Data sources: Thirty-six references on adolescent development, STDs, STD risk factors, and factors influencing condom use among heterosexual adolescents.
Study selection: Twenty-two research articles addressing issues influencing condom use by heterosexual adolescents.
Data synthesis: This review identifies unique risk factors related to adolescents and their risk for STDs, barriers to and facilitators of condom use, and suggestions for health care providers to increase condom use among adolescents.
Conclusions: Although research on condom use among adolescents has inherent difficulties, current findings, along with reported high rates of STDs in this population, indicate infrequent and inconsistent condom use. Many factors contribute to the motivation for condom use and should be assessed individually.

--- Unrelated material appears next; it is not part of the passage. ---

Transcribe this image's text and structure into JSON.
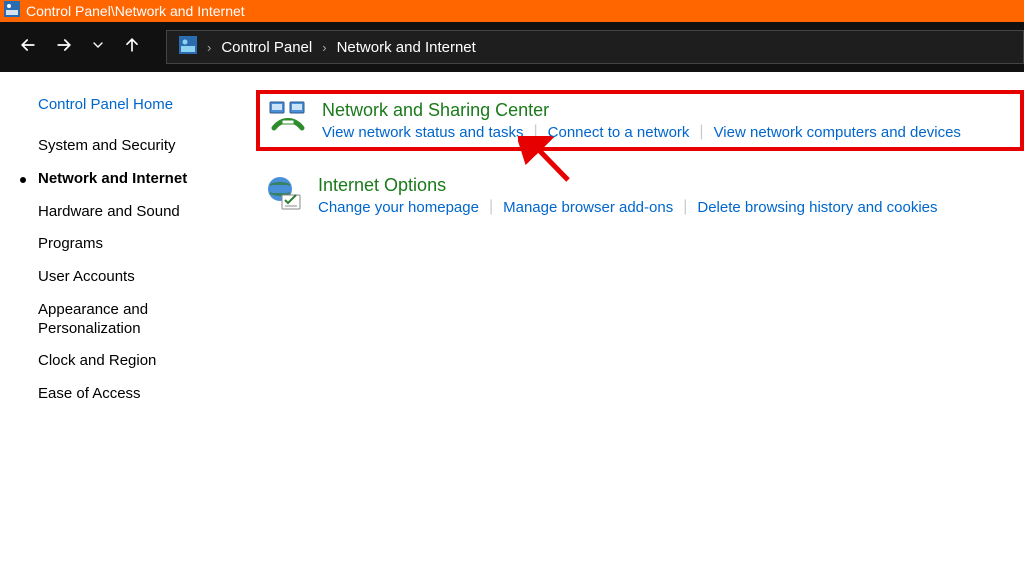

Using the Health Belief Model as a theoretical framework, health care providers can guide the adolescent to make realistic risk assessments and identify positive ways of incorporating condoms into their sexual lives. Further research then must be conducted to test the effectiveness of this approach.

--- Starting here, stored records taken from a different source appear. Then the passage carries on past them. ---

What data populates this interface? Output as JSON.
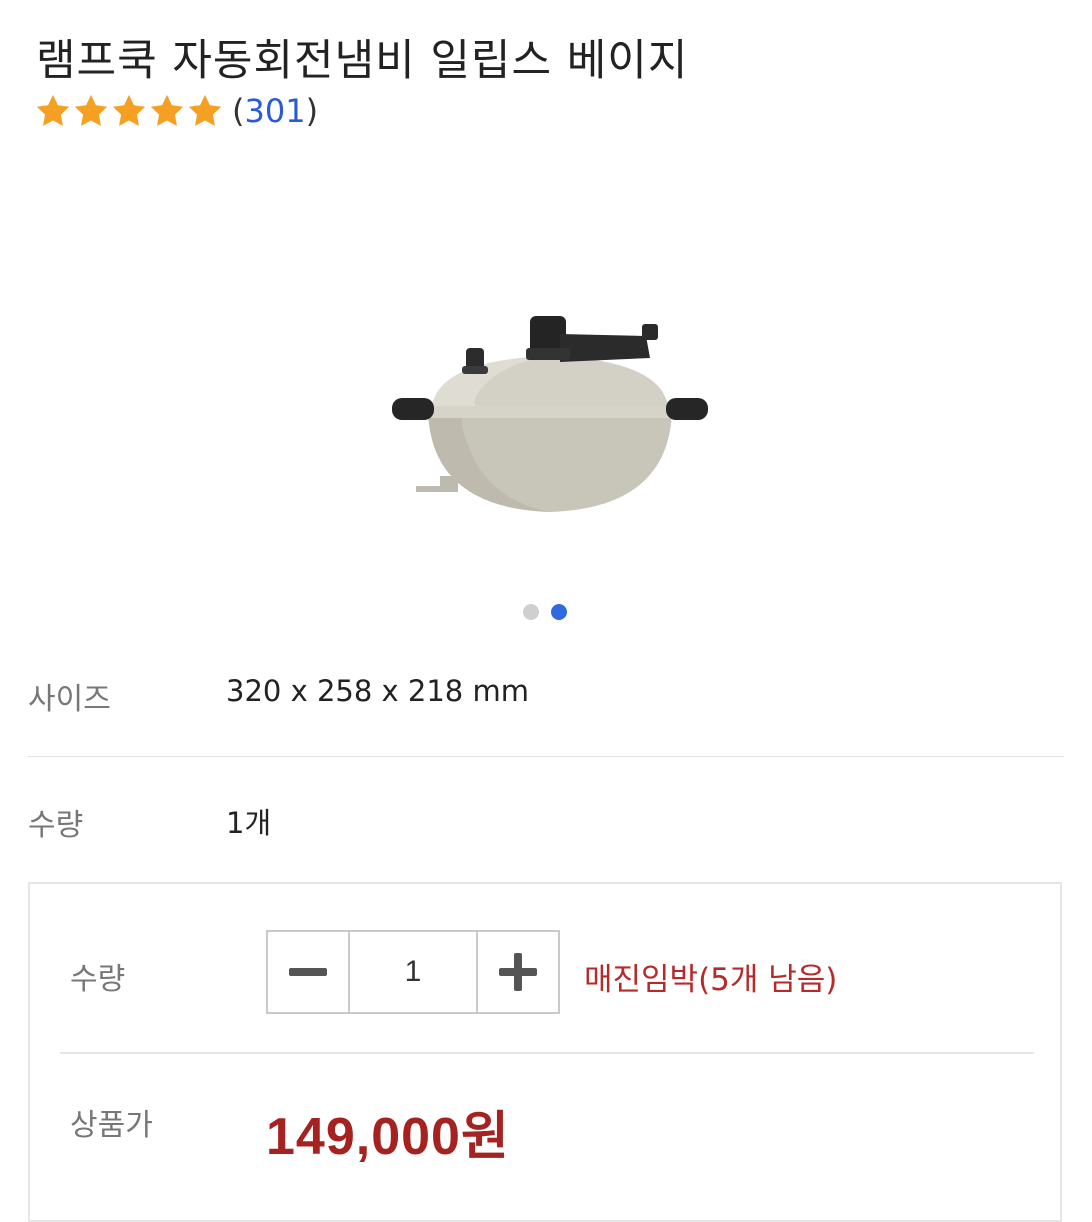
{
  "product": {
    "title": "램프쿡 자동회전냄비 일립스 베이지",
    "rating": {
      "stars": 5,
      "count_open": "(",
      "count": "301",
      "count_close": ")"
    },
    "image": {
      "icon": "pot-image",
      "slide_count": 2,
      "active_slide": 2
    }
  },
  "info": {
    "size_label": "사이즈",
    "size_value": "320 x 258 x 218 mm",
    "qty_label": "수량",
    "qty_value": "1개"
  },
  "order": {
    "qty_label": "수량",
    "qty_value": "1",
    "stock_note": "매진임박(5개 남음)",
    "price_label": "상품가",
    "price": "149,000원"
  },
  "colors": {
    "star": "#f5a023",
    "link_blue": "#2a5bd7",
    "stock_red": "#b62a2a",
    "price_red": "#a4221f",
    "active_dot": "#2f6ae0"
  }
}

PIP: A nurse practitioner at Women's and Children's Health Services in Philadelphia, Pennsylvania, has reviewed 26 documents on adolescent development, sexually transmitted disease (STDs), STD risk factors, and factors influencing condom use among heterosexual adolescents to develop recommendations for STD prevention programs. She uses the constructs of the Health Belief Model (HBM) to incorporate the findings of the literature review into the recommendations. Adolescents tend to use condoms infrequently and inconsistently. They also have a high rate of STDs. The perception that one can enjoy sex with condoms, condom use allows sex at the spur of the moment, condoms are clean and easy to use, condoms are popular with peers, and condoms require the male to be responsible has a positive association with intention to use condoms among adolescents. Among males, the perception of positive attitudes from their girlfriends toward condoms and an increased confidence in their ability to use condoms correctly is positively associated with condom use. Factors associated with nonuse include perceived barriers to condom use (inconvenience, reduced sexual pleasure, or embarrassing to use), increased use of nonbarrier contraceptives since they remove pregnancy prevention as a motivation for condom use, many lifetime partners, intercourse with strangers, multiple sex partners, and alcohol or illicit drug use. HBM focuses on the individual's perceptions, so health providers and educators should assess the individual's needs and how the adolescent's current behavior is meeting these needs. After identifying perceptions about condom use, the provider can intervene. Interventions include targeting misconceptions and perceptions of personal vulnerability and helping the adolescent do a more realistic risk assessment. Providers should focus on the social and physical benefits of condom use rather than just on the health benefits. They should also emphasize modes of STD transmission and effective means of protection, including a demonstration of condom use on a model.